WHAT YOU NEED TO DO -
Give the count of lines in the entries below that contain the string "JSON", and only that count.
----- GIVEN RECORDS -----
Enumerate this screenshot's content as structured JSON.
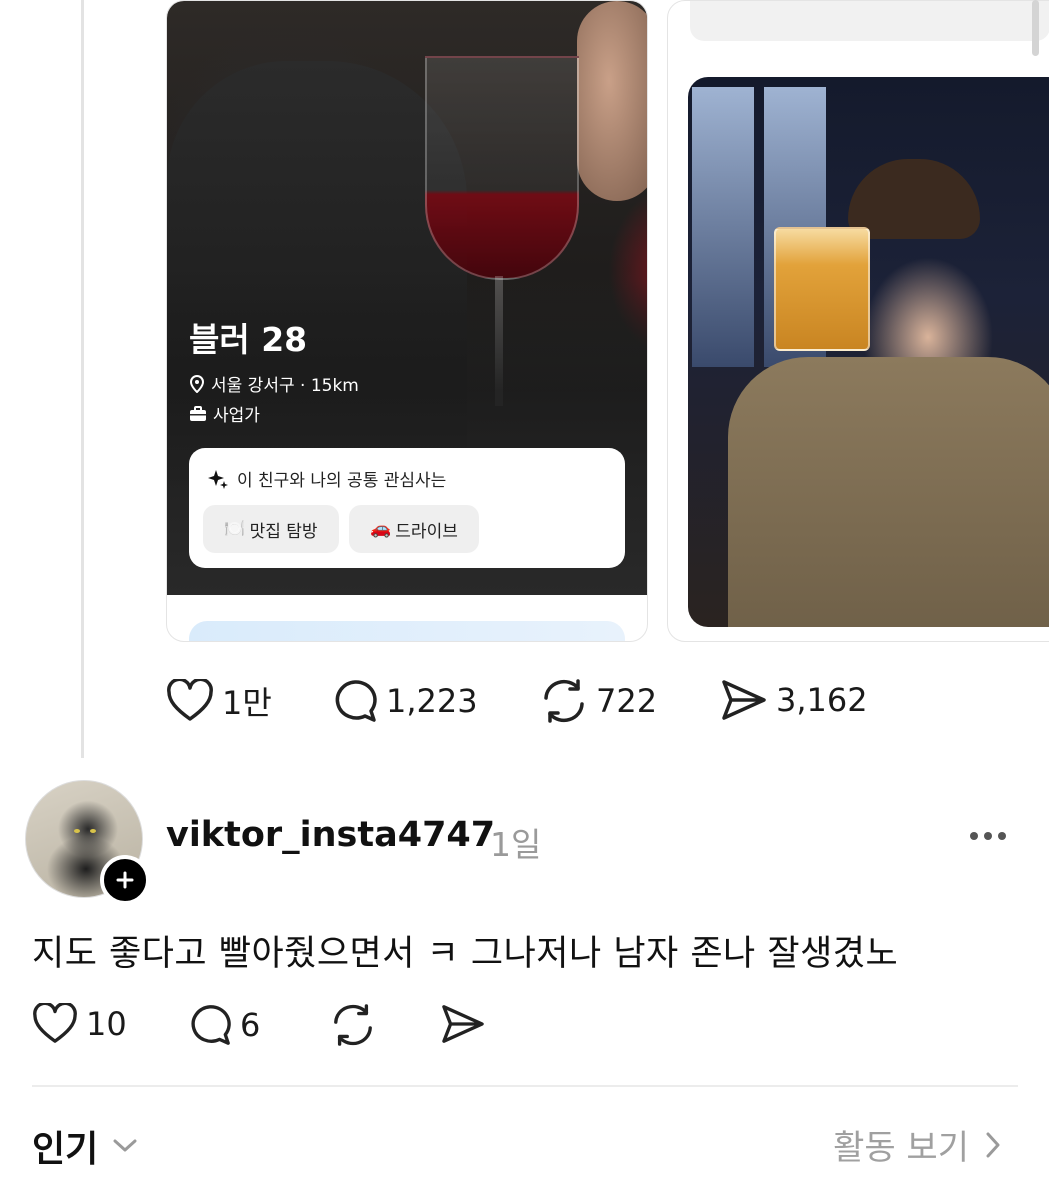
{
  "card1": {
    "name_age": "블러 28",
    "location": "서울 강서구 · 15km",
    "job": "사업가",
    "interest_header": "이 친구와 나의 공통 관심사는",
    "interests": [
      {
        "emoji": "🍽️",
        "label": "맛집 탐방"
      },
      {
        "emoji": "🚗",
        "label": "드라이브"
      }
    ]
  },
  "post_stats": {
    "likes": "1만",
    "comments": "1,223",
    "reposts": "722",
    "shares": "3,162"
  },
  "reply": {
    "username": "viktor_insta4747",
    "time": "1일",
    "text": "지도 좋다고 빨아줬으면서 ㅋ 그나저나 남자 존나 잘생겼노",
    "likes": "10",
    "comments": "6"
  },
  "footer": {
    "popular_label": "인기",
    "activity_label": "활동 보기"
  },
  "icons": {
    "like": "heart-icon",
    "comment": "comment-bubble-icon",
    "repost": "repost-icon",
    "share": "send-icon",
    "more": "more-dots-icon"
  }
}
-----
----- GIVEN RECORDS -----
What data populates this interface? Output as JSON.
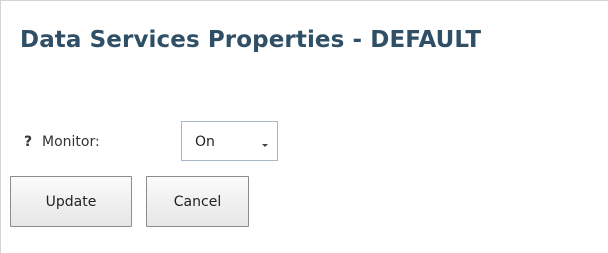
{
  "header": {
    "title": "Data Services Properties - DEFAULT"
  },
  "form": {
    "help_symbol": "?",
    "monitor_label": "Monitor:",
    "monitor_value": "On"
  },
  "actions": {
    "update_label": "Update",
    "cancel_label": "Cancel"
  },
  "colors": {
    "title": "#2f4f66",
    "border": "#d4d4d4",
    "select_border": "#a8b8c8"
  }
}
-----
WRITTEN SOLUTION -
2